McCormack said Burns told them they must put a stop to any further violent protests against U.S. recognition of Kosovo and made it very clear that the United States "would hold the Serbian government personally responsible for the safety and well-being of our embassy employees.”
'Kosovo Is Serbia'
Fears of looting and violence were running high before the rally began. Earlier in the week, ultra-nationalists attacked a McDonalds and other Western interests in the Serbian capital.
In front of the old Yugoslav parliament building, protesters waved Serbian flags and carried signs that said "Stop USA terror." News agencies reported that one group of protesters set fire to an Albanian flag.
Serbian Prime Minister Vojislav Kostunica addressed the crowd and told them that no country would agree to cede its territory, and that Kosovo would belong to Serbia "as long as we live."
"Our brothers in Kosovo are not alone and they are not forgotten. As long as we reject ultimatums and embrace [friendly relations], Serbia is free," he said.
"Commitments have been made, our words were heard by the whole world, and it is well known how firm the Serbian word is. Kosovo is Serbia!"
Tomislav Nikolic, of the ultra-nationalist Radical Party, also addressed the crowd, saying, "We will not rest until Kosovo is again under Serbia's control."
At a border crossing checkpoint on the Serbian-Kosovo border, hundreds of Serbian army reservists threw stones at police and NATO peacekeepers while chanting, "Kosovo is ours! Kosovo is Serbia!" The group burned tires to create a smoke screen and briefly entered Kosovo before turning around.
Appeals For Calm
Tensions in the region have been high since Kosovo declared itself to be an independent country, no longer a part of Serbia. More than a dozen countries, including the United States, Germany, and France, have officially recognized its new status.
Speaking to the European Parliament Foreign Affairs Committee in Strasbourg on February 20, Serbian Foreign Minister Vuk Jeremic said Serbia continues to advocate a "peaceful resolution to the future status of our province."
Police backed by NATO peacekeepers have reopened two border crossings between northern Kosovo and Serbia that were set alight by Serbian crowds on February 19.
On February 17 and 18, crowds threw stones at the U.S. and Turkish embassies in Belgrade and damaged the mission of Slovenia, which currently heads the rotating EU Presidency.
Infrastructure Minister Velimir Ilic, who heads the New Serbia party, said on February 20 that the action was "just Serbian youth expressing their protest" over the "dismembering of Serbia," adding that such incidents are part of "democracy."
"To throw stones and target the American Embassy, well, that happens all over the place," Ilic said.
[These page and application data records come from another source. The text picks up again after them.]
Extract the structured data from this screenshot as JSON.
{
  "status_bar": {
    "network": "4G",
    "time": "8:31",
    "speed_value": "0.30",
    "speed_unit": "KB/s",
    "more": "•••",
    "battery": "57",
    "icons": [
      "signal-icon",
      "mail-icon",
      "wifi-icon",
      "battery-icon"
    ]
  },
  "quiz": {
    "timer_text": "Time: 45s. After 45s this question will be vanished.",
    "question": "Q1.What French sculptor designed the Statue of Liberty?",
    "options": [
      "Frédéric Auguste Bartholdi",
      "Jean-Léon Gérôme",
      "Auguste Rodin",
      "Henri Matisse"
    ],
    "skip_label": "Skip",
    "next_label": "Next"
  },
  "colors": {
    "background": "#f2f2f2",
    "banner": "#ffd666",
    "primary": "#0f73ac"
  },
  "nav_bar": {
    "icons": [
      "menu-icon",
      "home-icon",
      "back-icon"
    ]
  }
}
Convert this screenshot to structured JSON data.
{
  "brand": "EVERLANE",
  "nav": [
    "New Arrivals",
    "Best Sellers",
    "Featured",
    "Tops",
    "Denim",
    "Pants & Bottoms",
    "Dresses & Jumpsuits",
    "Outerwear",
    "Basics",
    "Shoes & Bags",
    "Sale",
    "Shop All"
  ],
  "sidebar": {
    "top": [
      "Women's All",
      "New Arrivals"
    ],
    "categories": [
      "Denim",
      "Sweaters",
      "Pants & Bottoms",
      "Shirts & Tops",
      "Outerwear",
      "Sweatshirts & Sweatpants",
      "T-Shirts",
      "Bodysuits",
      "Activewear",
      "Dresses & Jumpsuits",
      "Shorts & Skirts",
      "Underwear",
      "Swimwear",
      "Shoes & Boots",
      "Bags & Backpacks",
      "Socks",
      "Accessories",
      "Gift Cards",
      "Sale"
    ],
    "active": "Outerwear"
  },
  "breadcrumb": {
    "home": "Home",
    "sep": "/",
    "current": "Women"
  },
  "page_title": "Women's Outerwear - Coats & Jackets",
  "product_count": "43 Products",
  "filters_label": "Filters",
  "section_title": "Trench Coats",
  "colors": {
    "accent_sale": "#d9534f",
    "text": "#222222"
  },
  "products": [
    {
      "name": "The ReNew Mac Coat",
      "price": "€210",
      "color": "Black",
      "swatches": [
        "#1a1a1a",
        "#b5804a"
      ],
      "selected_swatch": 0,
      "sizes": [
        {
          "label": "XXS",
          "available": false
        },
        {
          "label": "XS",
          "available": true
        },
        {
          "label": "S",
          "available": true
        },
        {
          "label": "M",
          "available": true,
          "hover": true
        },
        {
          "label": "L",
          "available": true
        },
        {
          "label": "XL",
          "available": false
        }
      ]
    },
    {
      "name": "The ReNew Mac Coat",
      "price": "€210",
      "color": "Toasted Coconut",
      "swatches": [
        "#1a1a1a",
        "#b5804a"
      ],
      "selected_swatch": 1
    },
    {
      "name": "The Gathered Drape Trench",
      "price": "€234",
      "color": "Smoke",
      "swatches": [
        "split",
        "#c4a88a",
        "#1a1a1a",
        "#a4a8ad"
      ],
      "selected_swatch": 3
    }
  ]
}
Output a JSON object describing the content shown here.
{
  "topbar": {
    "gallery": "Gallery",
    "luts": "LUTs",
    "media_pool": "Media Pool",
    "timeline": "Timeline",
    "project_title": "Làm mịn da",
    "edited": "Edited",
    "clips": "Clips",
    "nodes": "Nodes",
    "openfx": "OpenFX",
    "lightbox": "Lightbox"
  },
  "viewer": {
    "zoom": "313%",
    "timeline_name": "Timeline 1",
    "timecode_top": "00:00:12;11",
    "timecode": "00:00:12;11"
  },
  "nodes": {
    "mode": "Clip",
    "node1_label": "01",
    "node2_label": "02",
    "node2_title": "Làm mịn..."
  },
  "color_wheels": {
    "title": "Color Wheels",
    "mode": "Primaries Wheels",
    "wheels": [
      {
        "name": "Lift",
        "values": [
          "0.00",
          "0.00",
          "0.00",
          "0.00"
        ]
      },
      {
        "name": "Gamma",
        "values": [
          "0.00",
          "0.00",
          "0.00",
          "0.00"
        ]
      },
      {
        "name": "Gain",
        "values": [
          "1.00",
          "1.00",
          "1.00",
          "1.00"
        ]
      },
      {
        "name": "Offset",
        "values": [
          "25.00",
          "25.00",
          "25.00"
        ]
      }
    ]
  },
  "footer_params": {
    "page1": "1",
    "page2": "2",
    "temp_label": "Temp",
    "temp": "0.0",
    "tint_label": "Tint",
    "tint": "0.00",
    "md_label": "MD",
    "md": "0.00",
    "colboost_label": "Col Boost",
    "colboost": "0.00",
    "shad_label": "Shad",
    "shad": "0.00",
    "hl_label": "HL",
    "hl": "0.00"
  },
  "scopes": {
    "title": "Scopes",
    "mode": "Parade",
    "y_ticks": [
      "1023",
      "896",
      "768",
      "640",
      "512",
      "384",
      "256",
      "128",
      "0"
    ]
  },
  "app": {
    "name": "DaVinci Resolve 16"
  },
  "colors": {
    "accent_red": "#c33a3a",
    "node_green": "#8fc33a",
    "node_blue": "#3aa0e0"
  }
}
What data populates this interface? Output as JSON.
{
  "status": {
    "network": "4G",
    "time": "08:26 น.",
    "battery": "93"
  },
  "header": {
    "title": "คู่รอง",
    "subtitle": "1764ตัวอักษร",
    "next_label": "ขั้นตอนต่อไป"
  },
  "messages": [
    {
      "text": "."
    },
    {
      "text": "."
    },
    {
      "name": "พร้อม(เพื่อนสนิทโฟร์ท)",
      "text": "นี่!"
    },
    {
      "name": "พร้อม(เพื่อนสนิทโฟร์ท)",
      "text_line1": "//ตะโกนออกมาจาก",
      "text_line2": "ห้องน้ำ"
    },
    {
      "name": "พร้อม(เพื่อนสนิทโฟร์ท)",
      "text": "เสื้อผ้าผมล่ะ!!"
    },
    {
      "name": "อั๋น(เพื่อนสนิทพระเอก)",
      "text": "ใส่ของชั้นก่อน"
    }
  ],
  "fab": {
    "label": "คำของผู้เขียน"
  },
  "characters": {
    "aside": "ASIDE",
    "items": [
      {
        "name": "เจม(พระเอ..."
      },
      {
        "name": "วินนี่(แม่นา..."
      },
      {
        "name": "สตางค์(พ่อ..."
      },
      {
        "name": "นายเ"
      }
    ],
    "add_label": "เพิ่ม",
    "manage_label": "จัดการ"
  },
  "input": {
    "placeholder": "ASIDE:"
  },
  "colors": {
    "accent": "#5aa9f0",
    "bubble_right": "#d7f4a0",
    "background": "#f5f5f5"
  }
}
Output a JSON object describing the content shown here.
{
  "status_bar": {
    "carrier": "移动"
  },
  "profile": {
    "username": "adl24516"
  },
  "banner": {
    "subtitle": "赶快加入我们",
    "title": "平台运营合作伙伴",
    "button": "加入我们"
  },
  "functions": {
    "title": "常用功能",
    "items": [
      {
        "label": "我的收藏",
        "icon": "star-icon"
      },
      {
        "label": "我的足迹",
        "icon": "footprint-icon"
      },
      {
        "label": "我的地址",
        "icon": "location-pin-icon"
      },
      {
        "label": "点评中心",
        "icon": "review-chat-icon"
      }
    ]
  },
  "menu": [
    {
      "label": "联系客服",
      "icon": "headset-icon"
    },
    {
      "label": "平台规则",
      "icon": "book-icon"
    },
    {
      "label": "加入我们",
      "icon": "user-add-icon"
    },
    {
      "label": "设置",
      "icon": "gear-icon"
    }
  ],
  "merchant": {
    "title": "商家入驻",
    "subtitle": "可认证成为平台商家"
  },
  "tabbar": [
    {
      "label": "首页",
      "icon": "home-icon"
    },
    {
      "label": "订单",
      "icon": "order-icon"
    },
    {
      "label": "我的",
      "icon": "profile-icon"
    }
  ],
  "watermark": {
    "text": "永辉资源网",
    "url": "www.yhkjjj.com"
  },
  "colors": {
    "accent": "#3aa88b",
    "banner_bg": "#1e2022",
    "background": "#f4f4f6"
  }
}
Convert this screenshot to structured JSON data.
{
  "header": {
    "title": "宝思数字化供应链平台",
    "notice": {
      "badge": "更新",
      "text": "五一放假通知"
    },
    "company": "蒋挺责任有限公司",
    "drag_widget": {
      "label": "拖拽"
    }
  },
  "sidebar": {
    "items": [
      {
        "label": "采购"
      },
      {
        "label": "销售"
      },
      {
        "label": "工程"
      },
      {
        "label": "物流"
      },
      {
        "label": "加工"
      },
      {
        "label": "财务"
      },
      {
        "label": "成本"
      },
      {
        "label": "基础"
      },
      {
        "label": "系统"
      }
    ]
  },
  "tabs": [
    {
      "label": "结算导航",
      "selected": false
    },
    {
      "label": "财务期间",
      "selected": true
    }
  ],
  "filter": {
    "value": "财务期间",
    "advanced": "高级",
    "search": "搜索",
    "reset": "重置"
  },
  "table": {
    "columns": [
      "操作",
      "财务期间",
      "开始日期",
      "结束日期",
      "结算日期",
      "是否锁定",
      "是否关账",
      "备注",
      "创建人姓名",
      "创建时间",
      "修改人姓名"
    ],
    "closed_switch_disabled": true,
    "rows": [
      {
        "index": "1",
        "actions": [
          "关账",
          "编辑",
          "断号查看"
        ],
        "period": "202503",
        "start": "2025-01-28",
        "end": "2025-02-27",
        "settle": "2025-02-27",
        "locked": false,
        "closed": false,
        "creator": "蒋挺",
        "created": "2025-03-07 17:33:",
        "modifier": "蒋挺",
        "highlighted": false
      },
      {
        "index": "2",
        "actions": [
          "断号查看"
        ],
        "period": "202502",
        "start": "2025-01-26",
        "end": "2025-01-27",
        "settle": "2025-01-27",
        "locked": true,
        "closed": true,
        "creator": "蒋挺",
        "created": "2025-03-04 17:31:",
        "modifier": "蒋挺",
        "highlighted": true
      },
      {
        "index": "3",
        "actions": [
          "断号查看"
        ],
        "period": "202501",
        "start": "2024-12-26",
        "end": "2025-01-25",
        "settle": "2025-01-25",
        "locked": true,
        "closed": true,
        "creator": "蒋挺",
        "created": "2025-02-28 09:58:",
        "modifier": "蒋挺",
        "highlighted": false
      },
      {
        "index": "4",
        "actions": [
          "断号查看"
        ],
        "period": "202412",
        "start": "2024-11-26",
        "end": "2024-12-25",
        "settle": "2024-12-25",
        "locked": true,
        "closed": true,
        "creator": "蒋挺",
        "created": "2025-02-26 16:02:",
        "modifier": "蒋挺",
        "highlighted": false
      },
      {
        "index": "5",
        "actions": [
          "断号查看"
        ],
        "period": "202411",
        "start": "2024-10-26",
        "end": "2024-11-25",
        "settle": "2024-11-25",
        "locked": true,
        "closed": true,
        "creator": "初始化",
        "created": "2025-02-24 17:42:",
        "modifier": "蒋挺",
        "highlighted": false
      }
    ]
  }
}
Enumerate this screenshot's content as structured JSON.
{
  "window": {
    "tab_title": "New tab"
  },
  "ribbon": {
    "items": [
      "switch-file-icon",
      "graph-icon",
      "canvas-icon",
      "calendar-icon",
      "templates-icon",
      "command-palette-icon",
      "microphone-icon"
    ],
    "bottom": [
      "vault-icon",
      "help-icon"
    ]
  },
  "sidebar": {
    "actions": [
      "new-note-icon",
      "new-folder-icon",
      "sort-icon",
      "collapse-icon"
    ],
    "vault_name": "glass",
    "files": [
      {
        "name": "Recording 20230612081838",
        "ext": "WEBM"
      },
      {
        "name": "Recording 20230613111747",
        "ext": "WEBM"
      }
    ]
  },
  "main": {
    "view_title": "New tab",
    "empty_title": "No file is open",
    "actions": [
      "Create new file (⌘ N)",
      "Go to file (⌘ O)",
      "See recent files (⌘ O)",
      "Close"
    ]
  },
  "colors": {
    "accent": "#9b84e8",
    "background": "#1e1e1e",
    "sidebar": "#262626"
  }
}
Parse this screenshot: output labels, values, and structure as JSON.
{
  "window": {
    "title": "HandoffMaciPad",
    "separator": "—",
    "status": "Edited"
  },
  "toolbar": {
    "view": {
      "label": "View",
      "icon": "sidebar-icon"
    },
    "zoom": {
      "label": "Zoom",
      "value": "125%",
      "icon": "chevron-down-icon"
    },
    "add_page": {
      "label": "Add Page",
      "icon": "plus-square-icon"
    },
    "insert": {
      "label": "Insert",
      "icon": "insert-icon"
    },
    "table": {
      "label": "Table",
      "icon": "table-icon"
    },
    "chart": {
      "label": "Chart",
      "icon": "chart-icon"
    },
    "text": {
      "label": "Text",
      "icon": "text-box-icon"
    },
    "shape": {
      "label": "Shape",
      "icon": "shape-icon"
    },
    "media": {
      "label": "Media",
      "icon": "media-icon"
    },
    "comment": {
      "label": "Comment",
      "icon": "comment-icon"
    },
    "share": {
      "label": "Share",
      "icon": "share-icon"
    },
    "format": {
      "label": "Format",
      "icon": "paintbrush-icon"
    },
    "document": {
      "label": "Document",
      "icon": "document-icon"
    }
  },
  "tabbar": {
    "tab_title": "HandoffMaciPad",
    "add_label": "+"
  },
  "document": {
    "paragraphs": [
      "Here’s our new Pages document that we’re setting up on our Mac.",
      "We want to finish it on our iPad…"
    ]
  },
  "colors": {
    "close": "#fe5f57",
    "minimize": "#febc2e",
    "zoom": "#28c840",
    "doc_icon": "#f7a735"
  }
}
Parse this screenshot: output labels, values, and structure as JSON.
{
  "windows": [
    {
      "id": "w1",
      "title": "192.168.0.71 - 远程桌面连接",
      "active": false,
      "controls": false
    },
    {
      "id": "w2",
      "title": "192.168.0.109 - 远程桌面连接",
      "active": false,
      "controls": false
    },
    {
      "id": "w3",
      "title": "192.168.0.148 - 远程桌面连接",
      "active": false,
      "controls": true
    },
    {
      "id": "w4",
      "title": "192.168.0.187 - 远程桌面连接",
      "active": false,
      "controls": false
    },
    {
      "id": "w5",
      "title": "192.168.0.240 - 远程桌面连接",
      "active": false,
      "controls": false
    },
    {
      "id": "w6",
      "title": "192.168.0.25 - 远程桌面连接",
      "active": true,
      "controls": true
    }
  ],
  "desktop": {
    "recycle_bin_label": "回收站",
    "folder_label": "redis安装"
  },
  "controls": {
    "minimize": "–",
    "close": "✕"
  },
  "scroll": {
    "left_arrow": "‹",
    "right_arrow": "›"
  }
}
The United States "cannot continue with bullying. So, it looks like it is not bullying to take a piece of a country's territory, but it is bullying to throw a stone at an embassy window."